The Ultimate Club Sport at BC

Boston College Sports

By Amanda Colwell

By Amanda Colwell
Unigo Campus Rep at Boston College

Boston College looks for well-rounded individuals. A large percentage of the school’s student body competed in varsity level sports in high school. Since not many of these individuals are qualified to play in the varsity sports offered at BC, a D-I school, many compete in the club sports program instead.

BC offers a wide range of club sports, including: Crew, Cycling, Equestrian, Field Hockey, Figure Skating, Golf, Karate, Volleyball, Running, Lacrosse, Hockey, Rugby, Soccer, Water Polo, Special Olympics and Ultimate Frisbee. These sports vary in competition level. Some are strictly competitive, recreational, or instructional while others are a combination of these levels.

The Women's Club Ultimate Frisbee Team, called Flix, is among the club sports at BC that combine different recreational elements in order to create a fun, competitive environment.

Senior Jackie Ouellet, one of the captains of Flix, distinguished Ultimate Frisbee as a limited-contact team sport that encourages high spirits and good sportsmanship. 

“It’s a great sport to learn,” she said.  The fundamental skills of Ultimate are taught during the practices, so previous experience is not required to join the team.”

Flix typically holds practices three times a week. The team competes against other Boston area club teams in the fall and has tournaments in both the fall and the spring.

“Many people underestimate the skill and effort required to play Ultimate Frisbee,” said junior Karen Quan, a member of Flix.. “They think we’re goofing around when in fact there is strategy involved. The team devotes a lot of time to learning how to throw and catch the disc effectively.”

Though some may underestimate the legitimacy of Ultimate Frisbee as a sport, its presence at BC and on other college campuses is certainly growing. Last year, more than 1,000 college, club, and youth teams were registered in the United States as a part of the Ultimate Players Association.

“It is an addicting sport,” Quan commented. “I think many students are beginning to realize how much fun it is to play Frisbee at a competitive level. There is also the social aspect of being on the team which many college students miss from high school.”

Ouellet agreed.

“Ultimate has become a big part of my life. The men’s and women’s teams have formed a tight bond which makes practices and competitions a lot of fun,” she said.

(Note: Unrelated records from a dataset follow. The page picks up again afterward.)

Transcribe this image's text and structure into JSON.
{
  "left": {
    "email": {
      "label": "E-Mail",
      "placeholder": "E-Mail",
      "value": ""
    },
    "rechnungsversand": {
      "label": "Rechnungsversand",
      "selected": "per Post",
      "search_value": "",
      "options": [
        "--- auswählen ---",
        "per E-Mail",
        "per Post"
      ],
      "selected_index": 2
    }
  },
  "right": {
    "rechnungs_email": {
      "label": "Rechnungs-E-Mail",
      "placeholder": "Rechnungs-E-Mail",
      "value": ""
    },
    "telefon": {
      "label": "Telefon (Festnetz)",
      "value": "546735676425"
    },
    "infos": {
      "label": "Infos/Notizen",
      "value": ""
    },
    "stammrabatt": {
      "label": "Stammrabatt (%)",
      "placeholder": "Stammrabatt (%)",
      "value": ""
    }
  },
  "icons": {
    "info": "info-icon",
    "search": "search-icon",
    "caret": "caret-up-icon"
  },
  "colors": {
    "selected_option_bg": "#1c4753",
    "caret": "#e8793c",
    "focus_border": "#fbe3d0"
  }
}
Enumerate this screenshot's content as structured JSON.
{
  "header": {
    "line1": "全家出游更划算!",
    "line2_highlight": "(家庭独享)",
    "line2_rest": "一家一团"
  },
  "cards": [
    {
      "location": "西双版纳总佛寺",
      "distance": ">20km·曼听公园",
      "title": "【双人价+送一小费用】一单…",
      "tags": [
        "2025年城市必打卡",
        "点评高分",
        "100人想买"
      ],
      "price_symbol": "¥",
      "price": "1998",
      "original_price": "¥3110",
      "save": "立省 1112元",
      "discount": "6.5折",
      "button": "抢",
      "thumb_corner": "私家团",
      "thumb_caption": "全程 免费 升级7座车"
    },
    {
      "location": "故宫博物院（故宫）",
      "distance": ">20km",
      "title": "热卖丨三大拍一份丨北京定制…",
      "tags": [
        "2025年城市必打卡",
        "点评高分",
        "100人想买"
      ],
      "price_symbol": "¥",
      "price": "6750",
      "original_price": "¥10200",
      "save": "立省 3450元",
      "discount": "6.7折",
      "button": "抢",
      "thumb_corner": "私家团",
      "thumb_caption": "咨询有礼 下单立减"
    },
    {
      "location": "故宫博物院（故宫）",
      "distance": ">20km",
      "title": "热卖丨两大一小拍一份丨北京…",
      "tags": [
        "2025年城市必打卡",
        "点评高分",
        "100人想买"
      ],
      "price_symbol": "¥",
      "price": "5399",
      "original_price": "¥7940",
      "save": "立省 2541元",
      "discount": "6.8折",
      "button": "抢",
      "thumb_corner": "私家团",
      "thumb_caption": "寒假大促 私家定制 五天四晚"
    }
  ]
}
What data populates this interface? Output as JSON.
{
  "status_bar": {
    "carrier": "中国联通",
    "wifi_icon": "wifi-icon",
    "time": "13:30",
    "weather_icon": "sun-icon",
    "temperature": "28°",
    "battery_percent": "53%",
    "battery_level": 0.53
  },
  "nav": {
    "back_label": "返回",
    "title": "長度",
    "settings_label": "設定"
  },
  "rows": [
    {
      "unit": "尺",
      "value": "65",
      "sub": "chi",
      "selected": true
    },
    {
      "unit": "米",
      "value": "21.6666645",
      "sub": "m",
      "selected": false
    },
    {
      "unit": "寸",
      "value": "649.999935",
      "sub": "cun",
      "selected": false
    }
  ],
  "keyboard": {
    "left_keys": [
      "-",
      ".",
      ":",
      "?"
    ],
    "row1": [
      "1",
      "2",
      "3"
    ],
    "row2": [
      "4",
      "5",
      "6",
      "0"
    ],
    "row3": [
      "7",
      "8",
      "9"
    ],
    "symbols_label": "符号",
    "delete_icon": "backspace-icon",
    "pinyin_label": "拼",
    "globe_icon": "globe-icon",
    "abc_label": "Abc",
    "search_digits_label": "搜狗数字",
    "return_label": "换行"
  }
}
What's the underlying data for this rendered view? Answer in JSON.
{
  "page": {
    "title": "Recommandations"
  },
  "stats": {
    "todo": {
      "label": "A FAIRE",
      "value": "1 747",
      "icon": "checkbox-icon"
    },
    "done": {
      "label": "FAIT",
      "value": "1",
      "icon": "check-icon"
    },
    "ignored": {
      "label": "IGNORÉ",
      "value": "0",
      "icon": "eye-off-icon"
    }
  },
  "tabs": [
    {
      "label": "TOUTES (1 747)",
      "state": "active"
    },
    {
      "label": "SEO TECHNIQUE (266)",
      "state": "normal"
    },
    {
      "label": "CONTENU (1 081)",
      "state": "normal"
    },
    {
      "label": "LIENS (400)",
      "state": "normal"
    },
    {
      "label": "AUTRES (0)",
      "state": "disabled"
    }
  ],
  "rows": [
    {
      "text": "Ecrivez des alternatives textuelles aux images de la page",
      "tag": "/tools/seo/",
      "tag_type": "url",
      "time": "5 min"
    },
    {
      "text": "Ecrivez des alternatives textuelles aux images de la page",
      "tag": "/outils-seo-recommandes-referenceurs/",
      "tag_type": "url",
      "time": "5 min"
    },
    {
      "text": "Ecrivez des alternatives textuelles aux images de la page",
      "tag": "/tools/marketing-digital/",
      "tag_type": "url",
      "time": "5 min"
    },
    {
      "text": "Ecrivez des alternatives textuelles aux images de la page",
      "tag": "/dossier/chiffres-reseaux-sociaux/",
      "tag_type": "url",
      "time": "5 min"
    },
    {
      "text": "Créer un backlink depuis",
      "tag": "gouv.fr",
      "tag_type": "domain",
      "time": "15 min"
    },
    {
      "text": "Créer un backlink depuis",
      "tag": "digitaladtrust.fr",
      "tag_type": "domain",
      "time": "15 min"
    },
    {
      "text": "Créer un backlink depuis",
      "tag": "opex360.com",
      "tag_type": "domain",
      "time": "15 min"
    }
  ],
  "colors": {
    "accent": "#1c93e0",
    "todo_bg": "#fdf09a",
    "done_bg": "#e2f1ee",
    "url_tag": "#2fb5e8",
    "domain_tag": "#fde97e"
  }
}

For those interested in becoming a member of Flix, use the Women's Ultimate Frisbee Web site to get in touch with the captains. Remember, the team offers a development program to introduce new members to the sport so previous experience is not required or necessary.